(DATA FOR THIS EXERCISE begins)

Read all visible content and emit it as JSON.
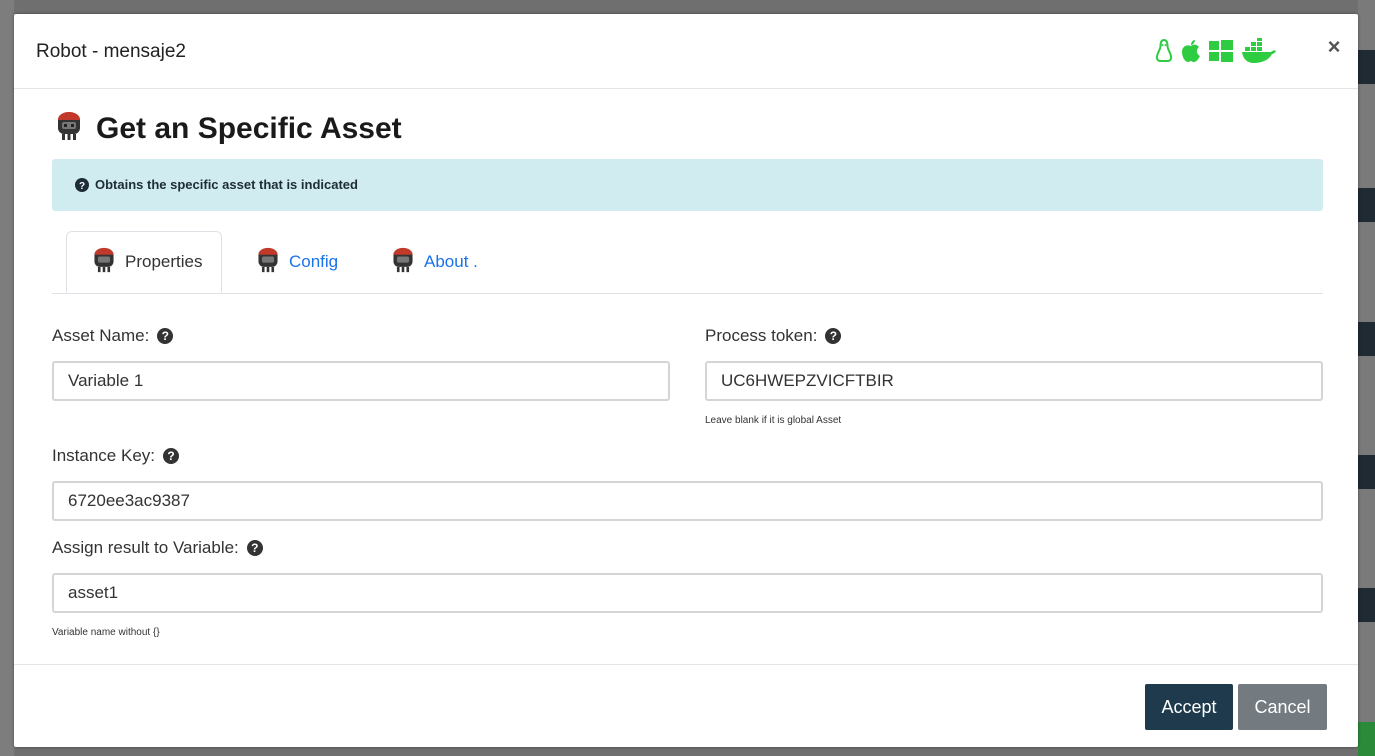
{
  "modal": {
    "title": "Robot - mensaje2",
    "os_icons": [
      "linux-icon",
      "apple-icon",
      "windows-icon",
      "docker-icon"
    ],
    "os_icon_color": "#2ecc40",
    "close_label": "×"
  },
  "heading": {
    "icon": "robot-icon",
    "title": "Get an Specific Asset"
  },
  "info": {
    "icon": "question-circle-icon",
    "text": "Obtains the specific asset that is indicated",
    "background": "#d1ecf1"
  },
  "tabs": [
    {
      "label": "Properties",
      "active": true
    },
    {
      "label": "Config",
      "active": false
    },
    {
      "label": "About .",
      "active": false
    }
  ],
  "form": {
    "asset_name": {
      "label": "Asset Name:",
      "value": "Variable 1"
    },
    "process_token": {
      "label": "Process token:",
      "value": "UC6HWEPZVICFTBIR",
      "hint": "Leave blank if it is global Asset"
    },
    "instance_key": {
      "label": "Instance Key:",
      "value": "6720ee3ac9387"
    },
    "assign_result": {
      "label": "Assign result to Variable:",
      "value": "asset1",
      "hint": "Variable name without {}"
    }
  },
  "footer": {
    "accept_label": "Accept",
    "cancel_label": "Cancel",
    "accept_color": "#1e3a4c",
    "cancel_color": "#737a80"
  }
}
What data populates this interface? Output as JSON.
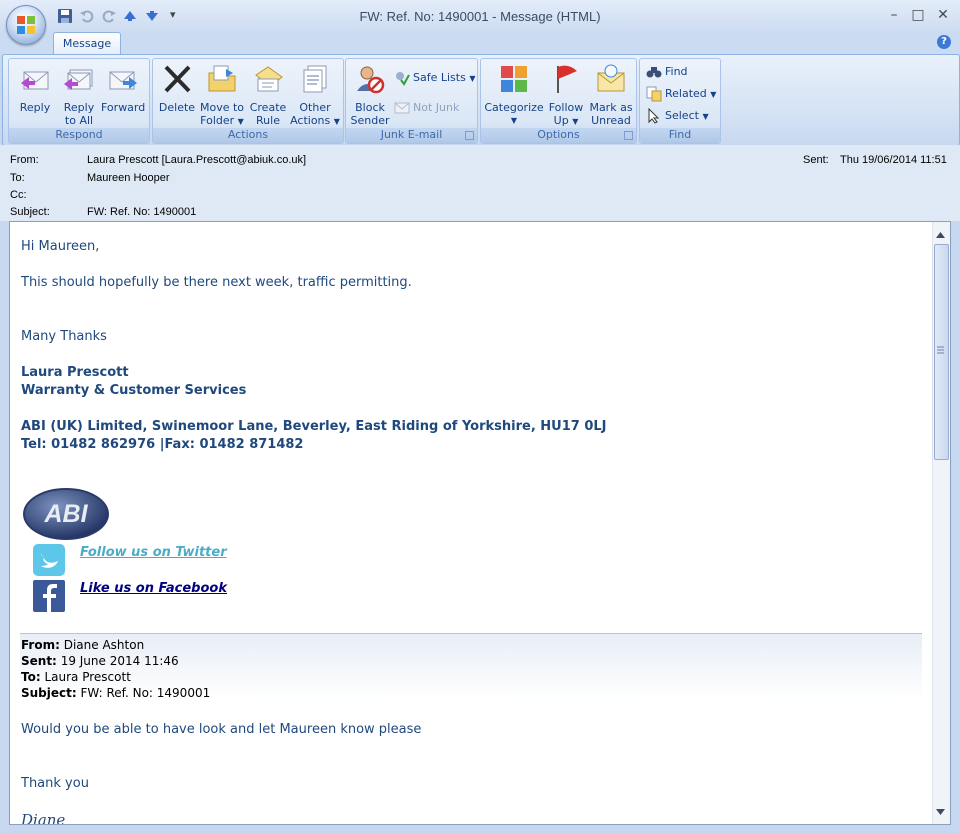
{
  "window": {
    "title": "FW: Ref. No:  1490001 - Message (HTML)",
    "minimize": "–",
    "maximize": "□",
    "close": "✕"
  },
  "quick_access": {
    "more": "▾"
  },
  "ribbon": {
    "tab": "Message",
    "help": "?",
    "groups": {
      "respond": {
        "title": "Respond",
        "reply": [
          "Reply",
          ""
        ],
        "reply_all": [
          "Reply",
          "to All"
        ],
        "forward": [
          "Forward",
          ""
        ]
      },
      "actions": {
        "title": "Actions",
        "delete": [
          "Delete",
          ""
        ],
        "move": [
          "Move to",
          "Folder"
        ],
        "create_rule": [
          "Create",
          "Rule"
        ],
        "other": [
          "Other",
          "Actions"
        ]
      },
      "junk": {
        "title": "Junk E-mail",
        "block": [
          "Block",
          "Sender"
        ],
        "safe_lists": "Safe Lists",
        "not_junk": "Not Junk"
      },
      "options": {
        "title": "Options",
        "categorize": [
          "Categorize",
          ""
        ],
        "follow_up": [
          "Follow",
          "Up"
        ],
        "mark_unread": [
          "Mark as",
          "Unread"
        ]
      },
      "find": {
        "title": "Find",
        "find": "Find",
        "related": "Related",
        "select": "Select"
      }
    }
  },
  "header": {
    "from_label": "From:",
    "from": "Laura Prescott [Laura.Prescott@abiuk.co.uk]",
    "to_label": "To:",
    "to": "Maureen Hooper",
    "cc_label": "Cc:",
    "cc": "",
    "subject_label": "Subject:",
    "subject": "FW: Ref. No:  1490001",
    "sent_label": "Sent:",
    "sent": "Thu 19/06/2014 11:51"
  },
  "body": {
    "greeting": "Hi Maureen,",
    "line1": "This should hopefully be there next week, traffic permitting.",
    "thanks": "Many Thanks",
    "sig_name": "Laura Prescott",
    "sig_dept": "Warranty & Customer Services",
    "sig_address": "ABI (UK) Limited, Swinemoor Lane, Beverley, East Riding of Yorkshire, HU17 0LJ",
    "sig_phone": "Tel: 01482 862976 |Fax: 01482 871482",
    "logo_text": "ABI",
    "twitter": "Follow us on Twitter",
    "facebook": "Like us on Facebook",
    "fwd": {
      "from_label": "From:",
      "from": "Diane Ashton",
      "sent_label": "Sent:",
      "sent": "19 June 2014 11:46",
      "to_label": "To:",
      "to": "Laura Prescott",
      "subject_label": "Subject:",
      "subject": "FW: Ref. No: 1490001"
    },
    "fwd_line": "Would you be able to have look and let Maureen know please",
    "fwd_thanks": "Thank you",
    "fwd_sig": "Diane"
  },
  "colors": {
    "body_text": "#1f497d",
    "link_twitter": "#4bacc6",
    "link_facebook": "#000080"
  }
}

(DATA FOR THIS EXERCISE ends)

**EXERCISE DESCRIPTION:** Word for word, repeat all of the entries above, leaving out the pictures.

**ANSWER FOR THE TASK:**
Read all visible content and emit it as JSON.
{
  "modal": {
    "title": "Robot - mensaje2",
    "os_icons": [
      "linux-icon",
      "apple-icon",
      "windows-icon",
      "docker-icon"
    ],
    "os_icon_color": "#2ecc40",
    "close_label": "×"
  },
  "heading": {
    "icon": "robot-icon",
    "title": "Get an Specific Asset"
  },
  "info": {
    "icon": "question-circle-icon",
    "text": "Obtains the specific asset that is indicated",
    "background": "#d1ecf1"
  },
  "tabs": [
    {
      "label": "Properties",
      "active": true
    },
    {
      "label": "Config",
      "active": false
    },
    {
      "label": "About .",
      "active": false
    }
  ],
  "form": {
    "asset_name": {
      "label": "Asset Name:",
      "value": "Variable 1"
    },
    "process_token": {
      "label": "Process token:",
      "value": "UC6HWEPZVICFTBIR",
      "hint": "Leave blank if it is global Asset"
    },
    "instance_key": {
      "label": "Instance Key:",
      "value": "6720ee3ac9387"
    },
    "assign_result": {
      "label": "Assign result to Variable:",
      "value": "asset1",
      "hint": "Variable name without {}"
    }
  },
  "footer": {
    "accept_label": "Accept",
    "cancel_label": "Cancel",
    "accept_color": "#1e3a4c",
    "cancel_color": "#737a80"
  }
}
What data populates this interface? Output as JSON.
{
  "window": {
    "title": "FW: Ref. No:  1490001 - Message (HTML)",
    "minimize": "–",
    "maximize": "□",
    "close": "✕"
  },
  "quick_access": {
    "more": "▾"
  },
  "ribbon": {
    "tab": "Message",
    "help": "?",
    "groups": {
      "respond": {
        "title": "Respond",
        "reply": [
          "Reply",
          ""
        ],
        "reply_all": [
          "Reply",
          "to All"
        ],
        "forward": [
          "Forward",
          ""
        ]
      },
      "actions": {
        "title": "Actions",
        "delete": [
          "Delete",
          ""
        ],
        "move": [
          "Move to",
          "Folder"
        ],
        "create_rule": [
          "Create",
          "Rule"
        ],
        "other": [
          "Other",
          "Actions"
        ]
      },
      "junk": {
        "title": "Junk E-mail",
        "block": [
          "Block",
          "Sender"
        ],
        "safe_lists": "Safe Lists",
        "not_junk": "Not Junk"
      },
      "options": {
        "title": "Options",
        "categorize": [
          "Categorize",
          ""
        ],
        "follow_up": [
          "Follow",
          "Up"
        ],
        "mark_unread": [
          "Mark as",
          "Unread"
        ]
      },
      "find": {
        "title": "Find",
        "find": "Find",
        "related": "Related",
        "select": "Select"
      }
    }
  },
  "header": {
    "from_label": "From:",
    "from": "Laura Prescott [Laura.Prescott@abiuk.co.uk]",
    "to_label": "To:",
    "to": "Maureen Hooper",
    "cc_label": "Cc:",
    "cc": "",
    "subject_label": "Subject:",
    "subject": "FW: Ref. No:  1490001",
    "sent_label": "Sent:",
    "sent": "Thu 19/06/2014 11:51"
  },
  "body": {
    "greeting": "Hi Maureen,",
    "line1": "This should hopefully be there next week, traffic permitting.",
    "thanks": "Many Thanks",
    "sig_name": "Laura Prescott",
    "sig_dept": "Warranty & Customer Services",
    "sig_address": "ABI (UK) Limited, Swinemoor Lane, Beverley, East Riding of Yorkshire, HU17 0LJ",
    "sig_phone": "Tel: 01482 862976 |Fax: 01482 871482",
    "logo_text": "ABI",
    "twitter": "Follow us on Twitter",
    "facebook": "Like us on Facebook",
    "fwd": {
      "from_label": "From:",
      "from": "Diane Ashton",
      "sent_label": "Sent:",
      "sent": "19 June 2014 11:46",
      "to_label": "To:",
      "to": "Laura Prescott",
      "subject_label": "Subject:",
      "subject": "FW: Ref. No: 1490001"
    },
    "fwd_line": "Would you be able to have look and let Maureen know please",
    "fwd_thanks": "Thank you",
    "fwd_sig": "Diane"
  },
  "colors": {
    "body_text": "#1f497d",
    "link_twitter": "#4bacc6",
    "link_facebook": "#000080"
  }
}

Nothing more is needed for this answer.